Save money and make your gran happy, all at once. (Getty Images)

Just because you're not a fan of your present, doesn't mean someone else won't be.

"If you think the present would be better suited for someone else, then you should have no shame in regifting an item to a friend, relative or acquaintance who will give it a better home," says Drewe.

"Doing this will guarantee that the gift won’t go to waste, and you’ll also be saving money on buying something new for your friend's birthday. Just re-wrap the present in fresh paper, or put it in a cute gift bag."

If it's edible, however, always check the use by date!

5. Return them

Portrait Of Female Owner Of Fashion Store Using Digital Tablet To Check Stock In Clothing Store
You can return clothes, usually within 28 days of purchase. (Getty Images)

"To return or exchange your items, all that is required to take it back to the store is a proof of purchase," says Nick Drewe. "If a gift receipt was left in your present, you can use this to exchange the item for something else."
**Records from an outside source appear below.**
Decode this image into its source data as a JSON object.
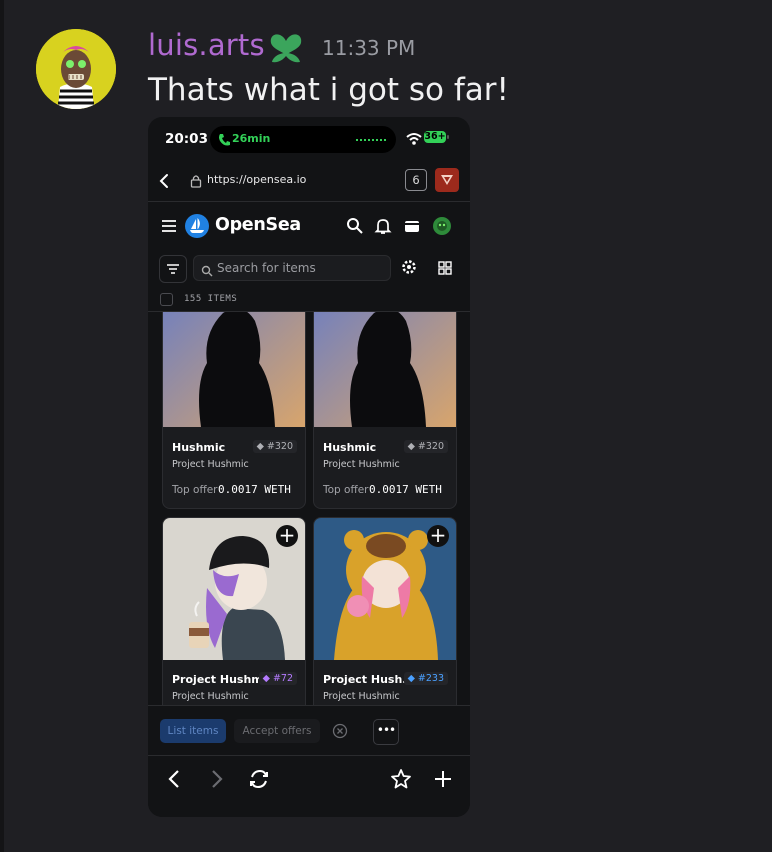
{
  "author": {
    "name": "luis.arts",
    "timestamp": "11:33 PM"
  },
  "message": {
    "text": "Thats what i got so far!"
  },
  "phone": {
    "status_bar": {
      "time": "20:03",
      "activity": "26min",
      "battery": "36+"
    },
    "browser": {
      "url": "https://opensea.io",
      "tab_count": "6"
    },
    "opensea": {
      "brand": "OpenSea",
      "search_placeholder": "Search for items",
      "items_count": "155 ITEMS",
      "cards": [
        {
          "title": "Hushmic",
          "tag": "#320",
          "collection": "Project Hushmic",
          "offer_label": "Top offer",
          "offer_value": "0.0017 WETH"
        },
        {
          "title": "Hushmic",
          "tag": "#320",
          "collection": "Project Hushmic",
          "offer_label": "Top offer",
          "offer_value": "0.0017 WETH"
        },
        {
          "title": "Project Hushm...",
          "tag": "#72",
          "collection": "Project Hushmic"
        },
        {
          "title": "Project Hush...",
          "tag": "#233",
          "collection": "Project Hushmic"
        }
      ],
      "actions": {
        "list_items": "List items",
        "accept_offers": "Accept offers",
        "more": "•••"
      }
    }
  },
  "colors": {
    "background": "#1f1f23",
    "username": "#b06ad0",
    "timestamp": "#9a9ca3",
    "opensea_blue": "#2081e2",
    "ios_green": "#33d158"
  },
  "icons": [
    "heart-leaf-badge-icon",
    "phone-icon",
    "wifi-icon",
    "back-icon",
    "lock-icon",
    "extension-icon",
    "menu-icon",
    "opensea-logo-icon",
    "search-icon",
    "bell-icon",
    "wallet-icon",
    "account-icon",
    "filter-icon",
    "gear-icon",
    "grid-icon",
    "add-icon",
    "close-circle-icon",
    "chevron-left-icon",
    "chevron-right-icon",
    "refresh-icon",
    "star-icon",
    "plus-icon"
  ]
}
But you might have just one more hurdle to jump through.

"If there is no gift receipt, you’ll unfortunately have to ask the person who got the gift for a receipt. Likewise, if the present was bought online, it is the buyer’s responsibility to return or exchange it for something else.

"Obviously, this all boils down to how comfortable you are telling the person you don’t like their gift!" Of course you can always say clothes don't fit and you're exchanging for a different size...

Read more: How to beat a festive hangover

6. Repurpose them

Woman knitting at home, close-up. (Getty Images)
You can always try to tweak a gift to your liking. (Getty Images)

How crafty are you? "Alternatively, you can choose to keep hold of the present and turn it into something useful for yourself," suggests Drewe.

"For instance, you can use part of that unwanted top as a hair band, or craft a fluffy scarf out of an awful jumper. Or, if you love the style of a particular piece of clothing but hate its colour, perhaps give it a makeover by dyeing it.

"The DIY possibilities are endless!"

Watch: 'Oh goodness': Toddler has adorable reactions while opening Christmas presents